So long as it maintained an independent existence, it was immune from suit for its governmental acts in our courts without its consent. Lack of recognition by the United States government, we have recently held, does not permit an individual suitor to bring a de facto government before the bar. ( Wulfshon v. Russian S.F.S. Republic, 234 N.Y. 372.) To sue a sovereign state is to insult it in a manner which it may treat with silent contempt. It is not bound to come into our courts and plead its immunity. It is liable to suit only when its consent is duly given. ( Porto Rico v. Rosaly, 227 U.S. 270.) When defendant was extinguished by conquest, it became, so far as its continued corporate existence is concerned, as if it had never existed. ( Williams v. Bruffy, 96 U.S. 176, 185.)
Respondents now urge that it does not appear necessarily on the record that defendant was sued as a sovereign state or as anything more than a foreign corporation; that the words of the complaint, " de facto government, not recognized by the United States," were mere words of description and surplusage. They liken the Omsk government to an ordinary business corporation which has suspended its operations but has not been dissolved as private corporations are dissolved. But lack of recognition obviously was pleaded on the theory that immunity comes only with recognition and the analogy is fallacious. A state is not a trading corporation which may be dissolved by judicial process. States may cease to exist when they are conquered by the enemy. A de facto government exists only as it governs. The fact that General Seminoff while in the Tombs prison in New York, under an order of arrest in 1922, was recognized by other exiles as commander in chief of the Russian eastern border region furnishes no evidence that a person or a foot of territory was then subject to the sovereign power of the Omsk government.
So when this action was begun on April 12, 1922, no Omsk All Russian Government in any corporate sense was in existence. If Ughet, the Russian attacheacute in the United States of the Kerensky government, to whom the summons and complaint were delivered, was ever its financial agent, his agency had ended when his principal became extinct.
Respondents contend that these objections may not be raised by third parties. We think the necessities of the case compel an opposite conclusion. As an existing government, defendant was not called upon to plead its immunity. The dead government could not plead its own demise in abatement of the action. It could not by default admit its own existence. The fact of such existence could not be litigated in the action. Acquiescence will not be inferred from the silence of the dead. The judgment was void. ( Pendleton v. Russell, 144 U.S. 640, 644.) Appellants are affected by it and have a right to ask that its nullity be officially declared. ( O'Donoghue v. Boies, 159 N.Y. 87.)
Ten questions are certified for our consideration. One only, the third, need be answered: "Does the record on appeal present facts, or have the courts judicial knowledge of facts, respecting the existence of the defendant Omsk All Russian Government, which show that prior to the commencement of the action in which the judgment herein was entered, said defendant had so totally ceased to exist as to render void the judgment entered against it in the action thereafter commenced?"

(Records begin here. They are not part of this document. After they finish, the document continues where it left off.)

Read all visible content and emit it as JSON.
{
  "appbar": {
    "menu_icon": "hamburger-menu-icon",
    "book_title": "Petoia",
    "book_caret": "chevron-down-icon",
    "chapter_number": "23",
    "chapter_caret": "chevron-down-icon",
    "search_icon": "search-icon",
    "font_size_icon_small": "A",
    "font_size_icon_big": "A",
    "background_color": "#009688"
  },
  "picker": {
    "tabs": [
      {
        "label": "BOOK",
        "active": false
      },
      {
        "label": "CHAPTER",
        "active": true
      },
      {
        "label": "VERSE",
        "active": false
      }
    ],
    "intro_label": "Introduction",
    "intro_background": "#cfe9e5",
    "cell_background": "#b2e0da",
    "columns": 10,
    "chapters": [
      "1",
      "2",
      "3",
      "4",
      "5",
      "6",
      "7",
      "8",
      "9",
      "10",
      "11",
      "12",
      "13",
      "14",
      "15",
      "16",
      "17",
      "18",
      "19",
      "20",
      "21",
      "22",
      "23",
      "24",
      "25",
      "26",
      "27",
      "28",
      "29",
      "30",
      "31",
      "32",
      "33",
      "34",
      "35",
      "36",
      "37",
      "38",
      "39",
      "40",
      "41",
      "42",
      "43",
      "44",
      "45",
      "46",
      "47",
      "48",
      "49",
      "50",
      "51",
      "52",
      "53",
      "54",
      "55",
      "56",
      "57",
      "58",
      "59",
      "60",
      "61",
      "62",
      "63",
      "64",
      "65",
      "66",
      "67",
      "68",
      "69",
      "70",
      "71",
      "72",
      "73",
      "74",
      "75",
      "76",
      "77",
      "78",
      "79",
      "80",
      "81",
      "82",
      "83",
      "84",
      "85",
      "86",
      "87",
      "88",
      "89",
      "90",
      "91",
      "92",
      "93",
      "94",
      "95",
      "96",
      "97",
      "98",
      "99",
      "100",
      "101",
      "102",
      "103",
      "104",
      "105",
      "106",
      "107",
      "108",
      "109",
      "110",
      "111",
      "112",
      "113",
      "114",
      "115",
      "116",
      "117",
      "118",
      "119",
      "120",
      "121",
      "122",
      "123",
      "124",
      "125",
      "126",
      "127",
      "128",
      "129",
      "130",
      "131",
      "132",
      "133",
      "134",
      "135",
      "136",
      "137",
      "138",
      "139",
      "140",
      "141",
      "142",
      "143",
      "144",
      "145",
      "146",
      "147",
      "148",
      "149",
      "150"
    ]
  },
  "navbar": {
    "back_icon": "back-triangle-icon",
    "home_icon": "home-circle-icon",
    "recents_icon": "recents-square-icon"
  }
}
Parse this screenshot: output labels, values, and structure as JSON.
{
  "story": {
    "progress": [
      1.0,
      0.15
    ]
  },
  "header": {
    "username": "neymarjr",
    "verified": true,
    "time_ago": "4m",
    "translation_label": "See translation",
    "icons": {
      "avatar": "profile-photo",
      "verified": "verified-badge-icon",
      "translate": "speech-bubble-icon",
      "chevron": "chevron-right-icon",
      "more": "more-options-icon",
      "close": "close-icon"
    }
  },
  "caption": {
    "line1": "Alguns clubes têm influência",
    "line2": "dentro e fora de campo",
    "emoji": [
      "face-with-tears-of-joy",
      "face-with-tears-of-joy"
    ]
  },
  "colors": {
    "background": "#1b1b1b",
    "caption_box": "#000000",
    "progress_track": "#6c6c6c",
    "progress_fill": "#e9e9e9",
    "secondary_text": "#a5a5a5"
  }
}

The orders should be reversed, with costs in all courts. Motion granted, with ten dollars costs. Third question certified answered in the affirmative. Other questions not answered.
HISCOCK, Ch. J., HOGAN, CARDOZO, McLAUGHLIN, CRANE and ANDREWS, JJ., concur.
Orders reversed, etc.